Fashion Revolution’s mantra is: Be Curious – Find Out More – Do Something.
Every year since the Rana Plaza collapse worldwide around the 24th of April millions join the movement and take action for Fashion Revolution Week. The organisation was created to encourage consumers to use their voice and purchasing power for good. In a form of collaborative activism, calling for a fairer, safer, cleaner, more transparent fashion Industry.
I love their approach to the subject. Rather than
making people feel guilty, Fashion Revolution works to show consumers that we
all have the power to make a positive change no matter how big or small, young
or old, rich or poor.
The collapse of the Rana Plaza building in Dhaka, Bangladesh, is one of the worst man-made disasters of our time. The now historic building was reported to have fallen down like a pack of cards on the 24th of April 2013, trapping many garment workers, labouring against their better judgment inside.
When incompetence and corruption mixed with the failure to listen to people, it resulted in an industrial disaster. Some call it the death of 1,000 dreams. The collapse tallied a body count of 1,138 innocent people and 2,500 more severely injured. Many of the survivors lost limbs and thus their livelihoods. Events such as these create a huge knock-on effect. In the wake of the tragedy, many family’s lives were to change forever, and circumstantially ours would too.
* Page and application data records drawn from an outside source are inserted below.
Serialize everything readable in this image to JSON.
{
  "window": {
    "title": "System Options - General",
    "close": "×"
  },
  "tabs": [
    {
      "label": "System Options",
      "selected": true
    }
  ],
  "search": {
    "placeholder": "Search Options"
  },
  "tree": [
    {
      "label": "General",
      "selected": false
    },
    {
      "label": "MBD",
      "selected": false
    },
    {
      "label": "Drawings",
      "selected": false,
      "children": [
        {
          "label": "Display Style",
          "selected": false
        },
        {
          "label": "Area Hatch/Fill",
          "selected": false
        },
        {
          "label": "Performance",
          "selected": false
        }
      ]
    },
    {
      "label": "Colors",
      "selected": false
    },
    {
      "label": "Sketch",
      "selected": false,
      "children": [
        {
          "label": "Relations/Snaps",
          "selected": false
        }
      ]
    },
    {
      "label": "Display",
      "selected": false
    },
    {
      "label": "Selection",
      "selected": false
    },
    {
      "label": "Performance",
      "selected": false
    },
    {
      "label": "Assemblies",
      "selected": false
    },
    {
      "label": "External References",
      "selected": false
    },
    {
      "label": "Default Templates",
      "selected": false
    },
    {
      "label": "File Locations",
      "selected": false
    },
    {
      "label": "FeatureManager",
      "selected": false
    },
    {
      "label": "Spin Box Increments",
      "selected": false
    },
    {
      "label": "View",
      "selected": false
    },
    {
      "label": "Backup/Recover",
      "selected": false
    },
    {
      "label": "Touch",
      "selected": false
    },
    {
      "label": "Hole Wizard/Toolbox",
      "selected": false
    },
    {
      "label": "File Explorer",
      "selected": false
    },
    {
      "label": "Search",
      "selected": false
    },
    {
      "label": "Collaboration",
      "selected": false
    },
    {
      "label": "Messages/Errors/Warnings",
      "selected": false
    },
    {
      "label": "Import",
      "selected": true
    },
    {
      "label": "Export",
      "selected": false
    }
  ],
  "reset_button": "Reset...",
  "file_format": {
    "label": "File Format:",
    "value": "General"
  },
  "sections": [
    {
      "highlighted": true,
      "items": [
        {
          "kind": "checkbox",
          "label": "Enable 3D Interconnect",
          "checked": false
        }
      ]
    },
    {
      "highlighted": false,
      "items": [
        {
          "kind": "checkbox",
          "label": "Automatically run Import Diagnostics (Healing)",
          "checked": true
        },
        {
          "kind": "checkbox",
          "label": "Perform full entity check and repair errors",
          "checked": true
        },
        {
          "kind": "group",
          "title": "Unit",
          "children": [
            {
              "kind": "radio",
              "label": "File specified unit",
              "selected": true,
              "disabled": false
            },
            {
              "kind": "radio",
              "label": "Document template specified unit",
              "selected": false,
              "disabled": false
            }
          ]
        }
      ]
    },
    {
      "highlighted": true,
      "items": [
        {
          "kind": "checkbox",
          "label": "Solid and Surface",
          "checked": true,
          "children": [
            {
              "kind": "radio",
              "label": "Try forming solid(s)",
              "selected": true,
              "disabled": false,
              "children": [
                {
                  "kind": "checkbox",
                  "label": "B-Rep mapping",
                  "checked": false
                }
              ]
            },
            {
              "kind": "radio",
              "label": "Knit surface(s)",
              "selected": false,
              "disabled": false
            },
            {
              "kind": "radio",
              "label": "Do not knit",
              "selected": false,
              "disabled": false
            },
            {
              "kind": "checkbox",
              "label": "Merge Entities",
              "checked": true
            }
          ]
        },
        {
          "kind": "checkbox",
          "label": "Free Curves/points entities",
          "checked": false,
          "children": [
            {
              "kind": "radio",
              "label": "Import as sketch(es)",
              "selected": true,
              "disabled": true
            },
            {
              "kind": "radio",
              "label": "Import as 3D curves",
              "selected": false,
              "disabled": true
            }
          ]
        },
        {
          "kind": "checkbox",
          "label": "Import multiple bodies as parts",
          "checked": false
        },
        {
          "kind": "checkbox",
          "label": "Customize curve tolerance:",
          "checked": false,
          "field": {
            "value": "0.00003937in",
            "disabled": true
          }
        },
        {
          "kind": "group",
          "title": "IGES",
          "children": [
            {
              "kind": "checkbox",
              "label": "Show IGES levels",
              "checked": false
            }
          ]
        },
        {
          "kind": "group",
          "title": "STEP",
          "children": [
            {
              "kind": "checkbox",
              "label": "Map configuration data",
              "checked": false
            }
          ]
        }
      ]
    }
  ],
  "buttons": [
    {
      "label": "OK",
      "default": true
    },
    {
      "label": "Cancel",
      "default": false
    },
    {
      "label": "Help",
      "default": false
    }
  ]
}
I love telling people the story about becoming the proud owner of these vintage sunglasses. I’ve been wearing them all through my travels, they make me feel so cool and unique. They really stand out, but it was a journey.
Today I am sharing the 7 life lessons I’ve learned while travelling and living abroad. The last few months have been overwhelming and busy, each day has brought a new experience or challenge. Sharing the details of this journey has felt impossible because I have still being processing it all myself. I live slowly, valuing quality over quantity in every way, so it was necessary for me to take a break from blogging for a while.
There has been a lot of controversy in the media about empowering “feminist” T-shirts, even charity T-shirts, not being made in the same spirit as they inspire.
I recently did a talk here in Phnom Penh about why fashion is a feminist issue at a feminist festival. It was a powerful day, full of supportive energy that deeply inspired me. I’ve wanted to talk about this topic in more detail since, and what better time than the week leading up to International Women’s Day?